■ Required work
Every record needs to be restated word for word.

[Information]

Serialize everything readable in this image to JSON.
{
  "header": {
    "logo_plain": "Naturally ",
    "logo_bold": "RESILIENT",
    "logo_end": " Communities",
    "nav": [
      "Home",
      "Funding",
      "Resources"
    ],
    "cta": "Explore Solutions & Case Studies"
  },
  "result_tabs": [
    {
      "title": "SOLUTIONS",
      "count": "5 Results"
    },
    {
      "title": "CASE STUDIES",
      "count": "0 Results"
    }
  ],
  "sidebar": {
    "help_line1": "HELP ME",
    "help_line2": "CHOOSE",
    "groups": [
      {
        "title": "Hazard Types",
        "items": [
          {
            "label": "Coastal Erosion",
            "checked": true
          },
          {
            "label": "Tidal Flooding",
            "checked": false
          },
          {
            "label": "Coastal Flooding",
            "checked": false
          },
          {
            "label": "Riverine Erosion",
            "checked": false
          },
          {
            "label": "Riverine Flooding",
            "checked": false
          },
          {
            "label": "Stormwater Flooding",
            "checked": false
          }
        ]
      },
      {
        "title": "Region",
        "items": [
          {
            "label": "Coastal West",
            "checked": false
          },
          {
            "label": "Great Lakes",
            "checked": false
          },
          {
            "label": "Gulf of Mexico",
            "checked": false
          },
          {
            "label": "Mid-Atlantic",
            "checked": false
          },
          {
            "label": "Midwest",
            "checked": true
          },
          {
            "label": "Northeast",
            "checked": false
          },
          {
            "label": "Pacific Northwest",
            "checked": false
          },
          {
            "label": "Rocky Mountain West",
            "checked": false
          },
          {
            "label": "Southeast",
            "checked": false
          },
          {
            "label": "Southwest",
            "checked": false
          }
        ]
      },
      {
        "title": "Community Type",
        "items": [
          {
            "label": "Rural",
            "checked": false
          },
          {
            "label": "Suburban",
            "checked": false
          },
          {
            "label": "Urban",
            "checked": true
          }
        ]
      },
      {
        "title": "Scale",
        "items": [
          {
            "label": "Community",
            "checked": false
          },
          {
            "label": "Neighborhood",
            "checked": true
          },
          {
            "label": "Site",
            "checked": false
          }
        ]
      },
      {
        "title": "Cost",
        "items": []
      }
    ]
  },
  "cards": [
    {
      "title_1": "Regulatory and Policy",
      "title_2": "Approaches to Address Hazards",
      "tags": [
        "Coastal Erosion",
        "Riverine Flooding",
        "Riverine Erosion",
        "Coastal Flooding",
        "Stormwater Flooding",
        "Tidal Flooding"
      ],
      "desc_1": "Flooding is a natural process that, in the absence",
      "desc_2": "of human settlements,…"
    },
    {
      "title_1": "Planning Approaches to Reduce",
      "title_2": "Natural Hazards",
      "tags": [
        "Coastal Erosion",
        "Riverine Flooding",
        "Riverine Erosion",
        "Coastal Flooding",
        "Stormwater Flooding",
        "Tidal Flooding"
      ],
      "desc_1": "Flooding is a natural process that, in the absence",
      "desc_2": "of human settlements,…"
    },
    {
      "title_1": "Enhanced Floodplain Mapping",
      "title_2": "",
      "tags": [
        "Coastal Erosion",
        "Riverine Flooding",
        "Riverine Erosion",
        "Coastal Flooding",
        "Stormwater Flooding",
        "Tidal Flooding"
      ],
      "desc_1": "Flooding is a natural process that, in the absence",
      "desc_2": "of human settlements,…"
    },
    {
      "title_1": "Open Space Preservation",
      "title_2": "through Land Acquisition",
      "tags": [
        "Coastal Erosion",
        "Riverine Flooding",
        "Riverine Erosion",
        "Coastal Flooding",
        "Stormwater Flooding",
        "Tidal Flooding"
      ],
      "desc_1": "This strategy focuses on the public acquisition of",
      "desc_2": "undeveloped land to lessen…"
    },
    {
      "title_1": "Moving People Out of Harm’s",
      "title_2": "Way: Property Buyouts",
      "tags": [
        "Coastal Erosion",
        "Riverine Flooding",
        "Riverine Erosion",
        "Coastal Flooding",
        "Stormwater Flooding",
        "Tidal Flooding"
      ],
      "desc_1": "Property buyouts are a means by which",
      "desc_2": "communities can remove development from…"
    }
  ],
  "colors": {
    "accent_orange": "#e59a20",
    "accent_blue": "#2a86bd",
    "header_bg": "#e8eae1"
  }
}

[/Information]

■ Answer section
Serialize everything readable in this image to JSON.
{
  "header": {
    "logo_plain": "Naturally ",
    "logo_bold": "RESILIENT",
    "logo_end": " Communities",
    "nav": [
      "Home",
      "Funding",
      "Resources"
    ],
    "cta": "Explore Solutions & Case Studies"
  },
  "result_tabs": [
    {
      "title": "SOLUTIONS",
      "count": "5 Results"
    },
    {
      "title": "CASE STUDIES",
      "count": "0 Results"
    }
  ],
  "sidebar": {
    "help_line1": "HELP ME",
    "help_line2": "CHOOSE",
    "groups": [
      {
        "title": "Hazard Types",
        "items": [
          {
            "label": "Coastal Erosion",
            "checked": true
          },
          {
            "label": "Tidal Flooding",
            "checked": false
          },
          {
            "label": "Coastal Flooding",
            "checked": false
          },
          {
            "label": "Riverine Erosion",
            "checked": false
          },
          {
            "label": "Riverine Flooding",
            "checked": false
          },
          {
            "label": "Stormwater Flooding",
            "checked": false
          }
        ]
      },
      {
        "title": "Region",
        "items": [
          {
            "label": "Coastal West",
            "checked": false
          },
          {
            "label": "Great Lakes",
            "checked": false
          },
          {
            "label": "Gulf of Mexico",
            "checked": false
          },
          {
            "label": "Mid-Atlantic",
            "checked": false
          },
          {
            "label": "Midwest",
            "checked": true
          },
          {
            "label": "Northeast",
            "checked": false
          },
          {
            "label": "Pacific Northwest",
            "checked": false
          },
          {
            "label": "Rocky Mountain West",
            "checked": false
          },
          {
            "label": "Southeast",
            "checked": false
          },
          {
            "label": "Southwest",
            "checked": false
          }
        ]
      },
      {
        "title": "Community Type",
        "items": [
          {
            "label": "Rural",
            "checked": false
          },
          {
            "label": "Suburban",
            "checked": false
          },
          {
            "label": "Urban",
            "checked": true
          }
        ]
      },
      {
        "title": "Scale",
        "items": [
          {
            "label": "Community",
            "checked": false
          },
          {
            "label": "Neighborhood",
            "checked": true
          },
          {
            "label": "Site",
            "checked": false
          }
        ]
      },
      {
        "title": "Cost",
        "items": []
      }
    ]
  },
  "cards": [
    {
      "title_1": "Regulatory and Policy",
      "title_2": "Approaches to Address Hazards",
      "tags": [
        "Coastal Erosion",
        "Riverine Flooding",
        "Riverine Erosion",
        "Coastal Flooding",
        "Stormwater Flooding",
        "Tidal Flooding"
      ],
      "desc_1": "Flooding is a natural process that, in the absence",
      "desc_2": "of human settlements,…"
    },
    {
      "title_1": "Planning Approaches to Reduce",
      "title_2": "Natural Hazards",
      "tags": [
        "Coastal Erosion",
        "Riverine Flooding",
        "Riverine Erosion",
        "Coastal Flooding",
        "Stormwater Flooding",
        "Tidal Flooding"
      ],
      "desc_1": "Flooding is a natural process that, in the absence",
      "desc_2": "of human settlements,…"
    },
    {
      "title_1": "Enhanced Floodplain Mapping",
      "title_2": "",
      "tags": [
        "Coastal Erosion",
        "Riverine Flooding",
        "Riverine Erosion",
        "Coastal Flooding",
        "Stormwater Flooding",
        "Tidal Flooding"
      ],
      "desc_1": "Flooding is a natural process that, in the absence",
      "desc_2": "of human settlements,…"
    },
    {
      "title_1": "Open Space Preservation",
      "title_2": "through Land Acquisition",
      "tags": [
        "Coastal Erosion",
        "Riverine Flooding",
        "Riverine Erosion",
        "Coastal Flooding",
        "Stormwater Flooding",
        "Tidal Flooding"
      ],
      "desc_1": "This strategy focuses on the public acquisition of",
      "desc_2": "undeveloped land to lessen…"
    },
    {
      "title_1": "Moving People Out of Harm’s",
      "title_2": "Way: Property Buyouts",
      "tags": [
        "Coastal Erosion",
        "Riverine Flooding",
        "Riverine Erosion",
        "Coastal Flooding",
        "Stormwater Flooding",
        "Tidal Flooding"
      ],
      "desc_1": "Property buyouts are a means by which",
      "desc_2": "communities can remove development from…"
    }
  ],
  "colors": {
    "accent_orange": "#e59a20",
    "accent_blue": "#2a86bd",
    "header_bg": "#e8eae1"
  }
}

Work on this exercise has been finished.